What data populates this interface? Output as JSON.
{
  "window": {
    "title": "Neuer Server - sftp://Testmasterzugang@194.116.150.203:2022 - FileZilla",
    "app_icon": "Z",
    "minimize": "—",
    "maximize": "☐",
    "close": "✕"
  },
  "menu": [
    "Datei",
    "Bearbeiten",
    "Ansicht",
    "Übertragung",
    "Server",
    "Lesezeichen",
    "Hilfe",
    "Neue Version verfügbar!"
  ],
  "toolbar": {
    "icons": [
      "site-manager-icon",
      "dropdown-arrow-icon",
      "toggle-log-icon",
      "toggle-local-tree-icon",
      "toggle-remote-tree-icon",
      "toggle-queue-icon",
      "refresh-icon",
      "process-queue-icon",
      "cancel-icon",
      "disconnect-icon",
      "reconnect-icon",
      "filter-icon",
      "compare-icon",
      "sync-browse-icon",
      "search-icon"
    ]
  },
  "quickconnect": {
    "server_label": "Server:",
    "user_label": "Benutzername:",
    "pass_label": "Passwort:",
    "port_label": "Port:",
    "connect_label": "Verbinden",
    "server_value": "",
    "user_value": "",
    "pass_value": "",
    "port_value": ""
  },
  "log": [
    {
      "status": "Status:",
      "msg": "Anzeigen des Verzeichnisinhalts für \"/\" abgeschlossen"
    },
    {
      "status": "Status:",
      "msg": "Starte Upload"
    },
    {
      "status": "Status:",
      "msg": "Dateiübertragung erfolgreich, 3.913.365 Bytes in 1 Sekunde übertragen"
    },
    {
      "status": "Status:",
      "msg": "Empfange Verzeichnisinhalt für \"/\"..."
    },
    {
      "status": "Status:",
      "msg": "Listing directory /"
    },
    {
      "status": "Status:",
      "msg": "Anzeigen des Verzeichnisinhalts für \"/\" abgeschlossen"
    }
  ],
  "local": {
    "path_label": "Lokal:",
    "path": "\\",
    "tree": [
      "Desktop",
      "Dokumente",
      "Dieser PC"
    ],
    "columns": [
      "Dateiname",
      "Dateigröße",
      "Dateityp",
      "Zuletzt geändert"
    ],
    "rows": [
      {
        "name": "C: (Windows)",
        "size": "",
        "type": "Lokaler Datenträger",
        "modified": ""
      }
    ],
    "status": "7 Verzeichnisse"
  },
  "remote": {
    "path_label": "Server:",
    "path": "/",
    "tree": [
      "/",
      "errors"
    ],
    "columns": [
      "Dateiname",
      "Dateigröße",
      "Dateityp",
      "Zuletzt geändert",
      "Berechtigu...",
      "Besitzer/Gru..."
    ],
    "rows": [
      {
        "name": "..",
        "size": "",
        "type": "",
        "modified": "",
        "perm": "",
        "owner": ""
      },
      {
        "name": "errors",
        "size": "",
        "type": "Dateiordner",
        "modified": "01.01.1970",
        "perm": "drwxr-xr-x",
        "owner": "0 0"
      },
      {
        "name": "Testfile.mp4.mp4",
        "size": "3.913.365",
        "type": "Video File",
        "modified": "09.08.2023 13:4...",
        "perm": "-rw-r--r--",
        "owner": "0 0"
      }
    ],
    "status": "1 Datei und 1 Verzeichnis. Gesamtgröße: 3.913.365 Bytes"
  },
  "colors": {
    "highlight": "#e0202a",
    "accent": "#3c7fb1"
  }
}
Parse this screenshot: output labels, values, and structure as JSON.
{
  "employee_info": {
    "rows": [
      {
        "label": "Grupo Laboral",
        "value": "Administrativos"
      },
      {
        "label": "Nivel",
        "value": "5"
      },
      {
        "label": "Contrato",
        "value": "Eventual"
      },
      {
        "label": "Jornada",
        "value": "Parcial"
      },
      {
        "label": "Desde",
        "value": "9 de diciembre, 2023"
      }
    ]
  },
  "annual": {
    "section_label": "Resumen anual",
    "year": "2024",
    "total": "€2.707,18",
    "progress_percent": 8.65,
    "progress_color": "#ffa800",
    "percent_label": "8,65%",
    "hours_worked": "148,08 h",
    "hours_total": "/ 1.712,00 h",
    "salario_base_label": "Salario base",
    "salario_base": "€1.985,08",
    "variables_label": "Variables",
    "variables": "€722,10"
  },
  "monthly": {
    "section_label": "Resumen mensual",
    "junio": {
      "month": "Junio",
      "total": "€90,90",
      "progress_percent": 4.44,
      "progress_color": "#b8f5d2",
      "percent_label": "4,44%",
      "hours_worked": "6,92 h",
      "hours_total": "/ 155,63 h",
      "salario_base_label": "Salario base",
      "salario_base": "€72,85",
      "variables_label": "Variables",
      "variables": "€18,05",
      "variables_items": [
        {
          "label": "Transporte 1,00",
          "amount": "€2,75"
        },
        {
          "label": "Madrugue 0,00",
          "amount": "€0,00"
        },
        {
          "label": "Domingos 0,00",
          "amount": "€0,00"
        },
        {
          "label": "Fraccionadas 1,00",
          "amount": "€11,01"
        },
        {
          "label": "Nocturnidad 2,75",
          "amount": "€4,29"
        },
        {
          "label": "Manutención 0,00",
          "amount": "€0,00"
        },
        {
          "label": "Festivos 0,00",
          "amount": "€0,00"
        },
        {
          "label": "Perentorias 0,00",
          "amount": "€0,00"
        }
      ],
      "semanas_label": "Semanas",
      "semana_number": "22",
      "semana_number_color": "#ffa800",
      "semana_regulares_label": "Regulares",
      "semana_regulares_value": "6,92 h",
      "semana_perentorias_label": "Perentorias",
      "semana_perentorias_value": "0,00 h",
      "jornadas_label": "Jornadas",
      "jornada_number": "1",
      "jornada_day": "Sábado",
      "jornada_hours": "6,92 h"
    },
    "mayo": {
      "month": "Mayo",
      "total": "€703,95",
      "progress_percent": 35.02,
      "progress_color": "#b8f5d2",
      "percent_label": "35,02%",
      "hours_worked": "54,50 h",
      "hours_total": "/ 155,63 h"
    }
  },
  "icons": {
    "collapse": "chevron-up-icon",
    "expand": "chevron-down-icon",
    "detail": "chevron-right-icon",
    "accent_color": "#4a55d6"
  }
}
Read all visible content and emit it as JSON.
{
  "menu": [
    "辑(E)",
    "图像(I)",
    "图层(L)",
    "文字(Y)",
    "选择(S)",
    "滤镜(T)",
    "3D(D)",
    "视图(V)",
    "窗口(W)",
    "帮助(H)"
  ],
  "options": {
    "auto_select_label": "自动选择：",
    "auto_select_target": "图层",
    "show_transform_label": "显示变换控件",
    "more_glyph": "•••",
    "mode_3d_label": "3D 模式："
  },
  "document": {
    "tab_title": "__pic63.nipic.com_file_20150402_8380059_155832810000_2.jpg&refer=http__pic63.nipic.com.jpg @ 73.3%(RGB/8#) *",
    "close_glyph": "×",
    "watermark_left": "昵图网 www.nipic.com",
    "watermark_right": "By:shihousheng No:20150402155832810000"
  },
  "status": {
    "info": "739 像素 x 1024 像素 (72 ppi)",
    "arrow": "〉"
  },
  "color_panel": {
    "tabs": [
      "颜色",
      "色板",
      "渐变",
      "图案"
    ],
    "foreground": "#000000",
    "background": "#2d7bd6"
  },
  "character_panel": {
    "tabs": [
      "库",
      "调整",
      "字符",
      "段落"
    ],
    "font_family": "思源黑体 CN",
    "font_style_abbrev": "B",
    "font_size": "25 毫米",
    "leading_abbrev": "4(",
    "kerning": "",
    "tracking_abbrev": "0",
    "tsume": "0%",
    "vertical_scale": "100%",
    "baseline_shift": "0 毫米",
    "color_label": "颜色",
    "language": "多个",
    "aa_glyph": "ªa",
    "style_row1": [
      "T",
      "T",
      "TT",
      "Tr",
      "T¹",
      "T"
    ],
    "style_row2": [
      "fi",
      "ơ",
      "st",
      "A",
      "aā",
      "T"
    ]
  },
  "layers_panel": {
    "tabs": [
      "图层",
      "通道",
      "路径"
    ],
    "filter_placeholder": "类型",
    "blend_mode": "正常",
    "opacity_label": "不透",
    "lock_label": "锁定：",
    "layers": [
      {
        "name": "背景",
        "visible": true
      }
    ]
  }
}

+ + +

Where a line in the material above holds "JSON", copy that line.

What data populates this interface? Output as JSON.
Parse this screenshot: output labels, values, and structure as JSON.
Read all visible content and emit it as JSON.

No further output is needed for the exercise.